+++ Records to use
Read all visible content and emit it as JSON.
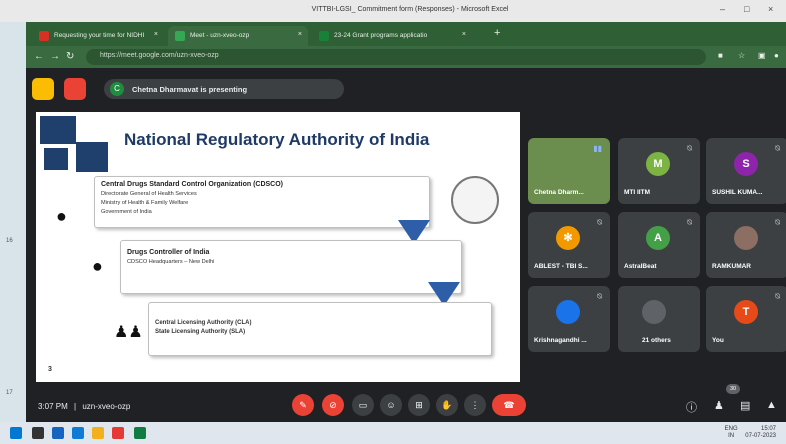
{
  "excel": {
    "title": "VITTBI-LGSI_ Commitment form (Responses) - Microsoft Excel",
    "row_numbers": [
      "16",
      "17"
    ],
    "controls": [
      "–",
      "□",
      "×"
    ]
  },
  "browser": {
    "tabs": [
      {
        "label": "Requesting your time for NIDHI",
        "favicon_color": "#d93025"
      },
      {
        "label": "Meet - uzn-xveo-ozp",
        "favicon_color": "#34a853",
        "active": true
      },
      {
        "label": "23-24 Grant programs applicatio",
        "favicon_color": "#188038"
      }
    ],
    "new_tab": "+",
    "url": "https://meet.google.com/uzn-xveo-ozp"
  },
  "meet": {
    "presenting_text": "Chetna Dharmavat is presenting",
    "presenter_initial": "C",
    "slide": {
      "title": "National Regulatory Authority of India",
      "slide_number": "3",
      "boxes": [
        {
          "heading": "Central Drugs Standard Control Organization (CDSCO)",
          "lines": [
            "Directorate General of Health Services",
            "Ministry of Health & Family Welfare",
            "Government of India"
          ]
        },
        {
          "heading": "Drugs Controller of India",
          "lines": [
            "CDSCO Headquarters – New Delhi"
          ]
        },
        {
          "heading": "",
          "lines": [
            "Central Licensing Authority (CLA)",
            "State Licensing Authority (SLA)"
          ]
        }
      ]
    },
    "participants": [
      {
        "name": "Chetna Dharm...",
        "initial": "",
        "color": "#6b8e4e",
        "video": true
      },
      {
        "name": "MTI IITM",
        "initial": "M",
        "color": "#7cb342"
      },
      {
        "name": "SUSHIL KUMA...",
        "initial": "S",
        "color": "#8e24aa"
      },
      {
        "name": "ABLEST - TBI S...",
        "initial": "",
        "color": "#f29900"
      },
      {
        "name": "AstralBeat",
        "initial": "A",
        "color": "#43a047"
      },
      {
        "name": "RAMKUMAR",
        "initial": "",
        "color": "#8d6e63"
      },
      {
        "name": "Krishnagandhi ...",
        "initial": "",
        "color": "#1a73e8"
      },
      {
        "name": "21 others",
        "initial": "",
        "color": "#5f6368"
      },
      {
        "name": "You",
        "initial": "T",
        "color": "#e64a19"
      }
    ],
    "time": "3:07 PM",
    "separator": "|",
    "meeting_code": "uzn-xveo-ozp",
    "participant_count": "30"
  },
  "taskbar": {
    "lang": "ENG",
    "lang_sub": "IN",
    "clock_time": "15:07",
    "clock_date": "07-07-2023"
  }
}
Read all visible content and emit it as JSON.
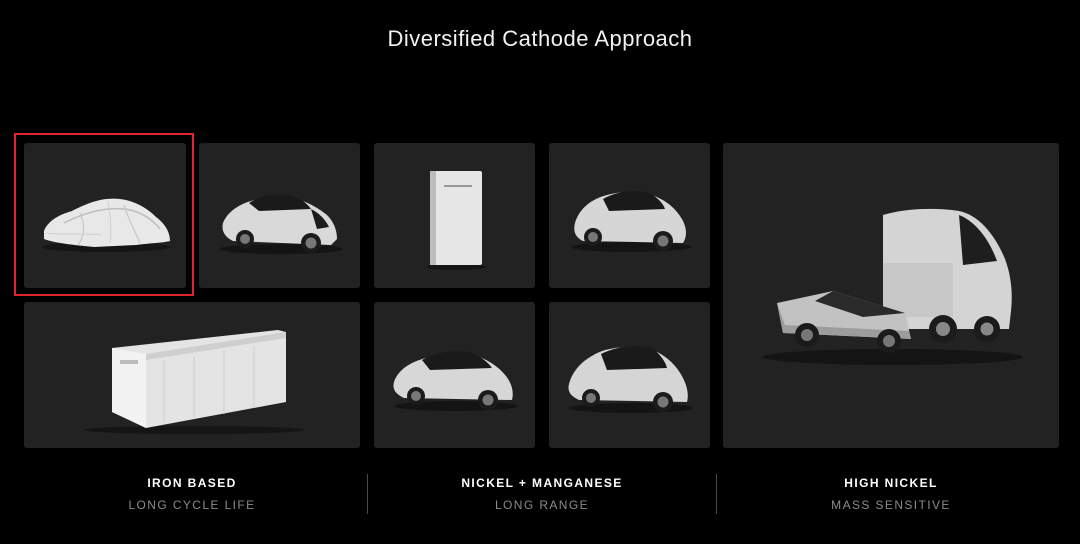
{
  "title": "Diversified Cathode Approach",
  "tiles": [
    {
      "name": "covered-vehicle",
      "selected": true
    },
    {
      "name": "model-3"
    },
    {
      "name": "powerwall"
    },
    {
      "name": "model-y"
    },
    {
      "name": "semi-and-cybertruck"
    },
    {
      "name": "megapack"
    },
    {
      "name": "model-s"
    },
    {
      "name": "model-x"
    }
  ],
  "columns": [
    {
      "label": "IRON BASED",
      "sublabel": "LONG CYCLE LIFE"
    },
    {
      "label": "NICKEL + MANGANESE",
      "sublabel": "LONG RANGE"
    },
    {
      "label": "HIGH NICKEL",
      "sublabel": "MASS SENSITIVE"
    }
  ],
  "colors": {
    "background": "#000000",
    "tile": "#222222",
    "highlight": "#e0262b",
    "sublabel": "#8a8a8a"
  }
}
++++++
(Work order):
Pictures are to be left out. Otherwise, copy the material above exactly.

(Worked solution):
Read all visible content and emit it as JSON.
{
  "excel": {
    "title": "VITTBI-LGSI_ Commitment form (Responses) - Microsoft Excel",
    "row_numbers": [
      "16",
      "17"
    ],
    "controls": [
      "–",
      "□",
      "×"
    ]
  },
  "browser": {
    "tabs": [
      {
        "label": "Requesting your time for NIDHI",
        "favicon_color": "#d93025"
      },
      {
        "label": "Meet - uzn-xveo-ozp",
        "favicon_color": "#34a853",
        "active": true
      },
      {
        "label": "23-24 Grant programs applicatio",
        "favicon_color": "#188038"
      }
    ],
    "new_tab": "+",
    "url": "https://meet.google.com/uzn-xveo-ozp"
  },
  "meet": {
    "presenting_text": "Chetna Dharmavat is presenting",
    "presenter_initial": "C",
    "slide": {
      "title": "National Regulatory Authority of India",
      "slide_number": "3",
      "boxes": [
        {
          "heading": "Central Drugs Standard Control Organization (CDSCO)",
          "lines": [
            "Directorate General of Health Services",
            "Ministry of Health & Family Welfare",
            "Government of India"
          ]
        },
        {
          "heading": "Drugs Controller of India",
          "lines": [
            "CDSCO Headquarters – New Delhi"
          ]
        },
        {
          "heading": "",
          "lines": [
            "Central Licensing Authority (CLA)",
            "State Licensing Authority (SLA)"
          ]
        }
      ]
    },
    "participants": [
      {
        "name": "Chetna Dharm...",
        "initial": "",
        "color": "#6b8e4e",
        "video": true
      },
      {
        "name": "MTI IITM",
        "initial": "M",
        "color": "#7cb342"
      },
      {
        "name": "SUSHIL KUMA...",
        "initial": "S",
        "color": "#8e24aa"
      },
      {
        "name": "ABLEST - TBI S...",
        "initial": "",
        "color": "#f29900"
      },
      {
        "name": "AstralBeat",
        "initial": "A",
        "color": "#43a047"
      },
      {
        "name": "RAMKUMAR",
        "initial": "",
        "color": "#8d6e63"
      },
      {
        "name": "Krishnagandhi ...",
        "initial": "",
        "color": "#1a73e8"
      },
      {
        "name": "21 others",
        "initial": "",
        "color": "#5f6368"
      },
      {
        "name": "You",
        "initial": "T",
        "color": "#e64a19"
      }
    ],
    "time": "3:07 PM",
    "separator": "|",
    "meeting_code": "uzn-xveo-ozp",
    "participant_count": "30"
  },
  "taskbar": {
    "lang": "ENG",
    "lang_sub": "IN",
    "clock_time": "15:07",
    "clock_date": "07-07-2023"
  }
}
Read all visible content and emit it as JSON.
{
  "title": "Diversified Cathode Approach",
  "tiles": [
    {
      "name": "covered-vehicle",
      "selected": true
    },
    {
      "name": "model-3"
    },
    {
      "name": "powerwall"
    },
    {
      "name": "model-y"
    },
    {
      "name": "semi-and-cybertruck"
    },
    {
      "name": "megapack"
    },
    {
      "name": "model-s"
    },
    {
      "name": "model-x"
    }
  ],
  "columns": [
    {
      "label": "IRON BASED",
      "sublabel": "LONG CYCLE LIFE"
    },
    {
      "label": "NICKEL + MANGANESE",
      "sublabel": "LONG RANGE"
    },
    {
      "label": "HIGH NICKEL",
      "sublabel": "MASS SENSITIVE"
    }
  ],
  "colors": {
    "background": "#000000",
    "tile": "#222222",
    "highlight": "#e0262b",
    "sublabel": "#8a8a8a"
  }
}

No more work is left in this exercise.